School starts for nearly 6,000 Sanpete students

Ann Olsen, a secretary at Ephraim Middle School, helps Maria Jimenez (center) register her sons (Left) and Carlos (right) register for school.

School starts for nearly 6,000 Sanpete students

By Suzanne Dean



With school starting today in both the South Sanpete and North Sanpete School Districts, the two superintendents, while using a little different terminology, are both emphasizing the same thing.

The bottom line is learning—through rigorous curricula, assessments to make sure students are “getting it,” and generally making sure youngsters are having the richest and broadest experience possible.

The Sanpete County school population is bigger than most people realize. About 6,000 children will be walking and riding buses to school today, 3,300 in South Sanpete and 2,650 in North Sanpete.

Superintendent Larsen in the South Sanpete district says enrollment has grown modestly over the years, and there haven’t been any unusual spikes. In the North Sanpete district, Superintendent Sam Ray says based on informal observation, he expects enrollment to be up this year.

More than 800 people are working for the two districts. South Sanpete expects to have 185 teachers, including 19 new ones, plus about 325 paraeducators and classified staff this school year. North Sanpete is planning on 155 teachers, including 10-12 new ones, plus 200 classified employees.

“We want kids to get everything out of school they can,” says Superintendent Larsen of the South Sanpete district. “We want them to take college classes (while still in high school) and find out what they really want. We want them to take the vocational classes and find out how to solve problems….Leadership, participation in sports, music, home ec—all those things we want them to experience.”

Besides a rigorous curriculum and providing the best school experience possible, South Sanpete continues to emphasize college readiness, Larsen says.

The college has nurtured a relationship with Snow College for the past 10-15 years, he says. The college lets the district know what classes students need in high school to ease into various programs at Snow. “We have common goals,” Larsen says. “We want to keep kids in school. They want to keep kids at Snow. So we’re trying to guide them that way. It’s a real powerful connection.”

Sam Ray, superintendent in North Sanpete, says his district is in the fifth year of a five-year plan to implement a model called “Professional Learning Communities,” where teachers work in teams to try to get the best learning results possible.

The model is built around four questions, he says. First, “What do we expect all students (in a given grade or subject) to know and be able to do?” Second, “How do we know when they’ve got it?”

The third question is, “What do we do for those who don’t get it?” And the fourth question (the one North Sanpete is taking on this year) is, “What do we do for the student who already got it?;” in other words, the gifted and talented students.

“The whole idea is we empower teachers to work in teams,” Ray says. “We want all our first grade teachers to work together on how to teach first grade. We want all our secondary math teachers to work together on how to teach secondary math.”
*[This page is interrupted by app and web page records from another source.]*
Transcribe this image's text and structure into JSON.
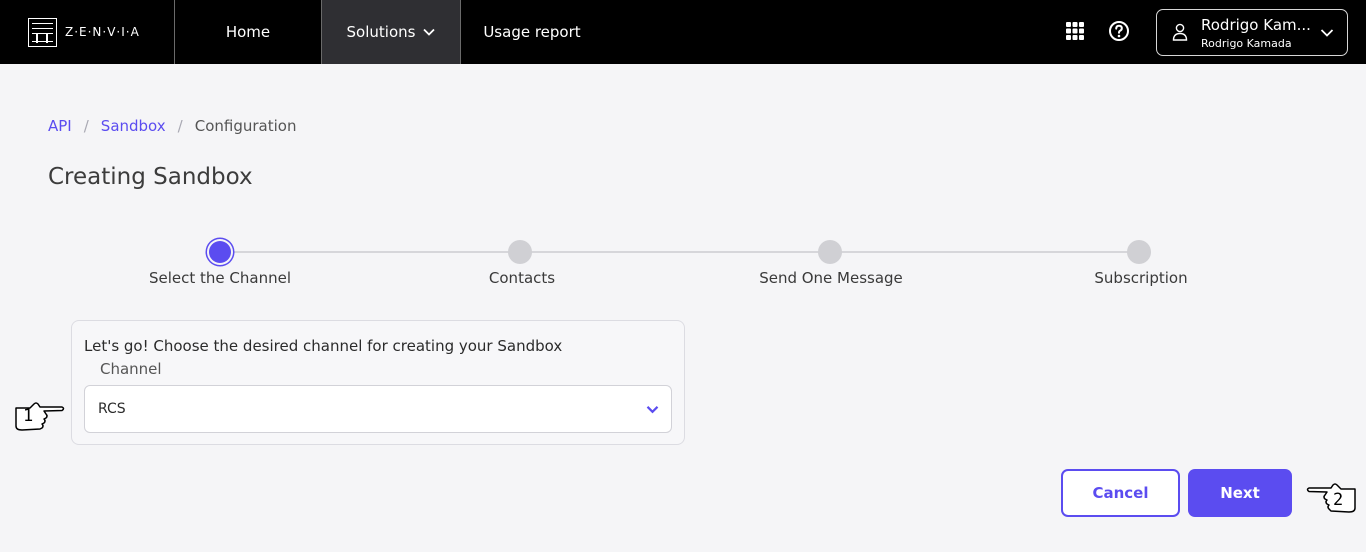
{
  "header": {
    "logo_text": "Z·E·N·V·I·A",
    "nav": [
      {
        "label": "Home"
      },
      {
        "label": "Solutions"
      },
      {
        "label": "Usage report"
      }
    ],
    "user": {
      "name": "Rodrigo Kam...",
      "subtitle": "Rodrigo Kamada"
    }
  },
  "breadcrumb": {
    "items": [
      {
        "label": "API"
      },
      {
        "label": "Sandbox"
      },
      {
        "label": "Configuration"
      }
    ]
  },
  "page": {
    "title": "Creating Sandbox"
  },
  "stepper": {
    "steps": [
      {
        "label": "Select the Channel"
      },
      {
        "label": "Contacts"
      },
      {
        "label": "Send One Message"
      },
      {
        "label": "Subscription"
      }
    ],
    "active_index": 0
  },
  "form": {
    "intro": "Let's go! Choose the desired channel for creating your Sandbox",
    "channel_label": "Channel",
    "channel_value": "RCS"
  },
  "actions": {
    "cancel_label": "Cancel",
    "next_label": "Next"
  },
  "annotations": {
    "hand_1": "1",
    "hand_2": "2"
  },
  "colors": {
    "accent": "#5b4cf0",
    "topbar": "#000000"
  }
}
The teachers have been developing assessment tools to be used across the district in specific elementary grades and secondary subjects, to find out if students are learning the things the teams determine to be critical.

“I’m not evaluating any of the teachers based on those results,” Ray says. “The teachers are evaluating themselves. And they’re sitting together…and saying, ‘Wow, you really did well on this. How did you teach it?…And they’re learning from each other.”

The South Sanpete district has a lot of new faces in its principal corps this year. Karen Soper, formerly principal at Manti Elementary, is now in charge at Manti High School. Josh Palmer, formerly with Central Utah Academy, the South Sanpete program at the Central Utah Correctional Facility, is the new assistant principal at Manti.

John Gillette, who was vice principal at the high school last year, is now principal at Ephraim Middle School. Michael Moon, a teacher at the school, has moved up to vice principal. And David Ipson, who was teaching at Manti Elementary School, has moved into the principalship replacing Soper.

With passage of HB 373 in the Utah Legislature, a measure appropriating $16 million for student mental health, both districts are putting together programs to identify students and families with mental health problems, and to connect them with community resources. Next year, the appropriation is supposed to double.

Jasmin Valka (right) helps Penny Lusk (left) who came to North Sanpete High School last week with her mother Scarlett Lusk to pick up Penny’s Ipad.

“We’re very, very excited,” Larsen says. “This is our No. 1 request from teachers, for mental health services.”

The South Sanpete district has added two part-time school nurses, which means it will have four nurses working in the schools. One of the main roles of the nurses will be working with counselors to address mental health needs. Next year the district hopes to add a clinical social worker to the team.

North Sanpete has added one part-time nurse, bringing its nurse corps to three part-timers. “That pretty much doubles the nursing services we’ve had in the past,” Ray says.

The district has also hired a social worker to cover the middle school and high school, and next year hopes to add a second social worker, which would be enough to have social worker coverage for all schools in the district, Ray says.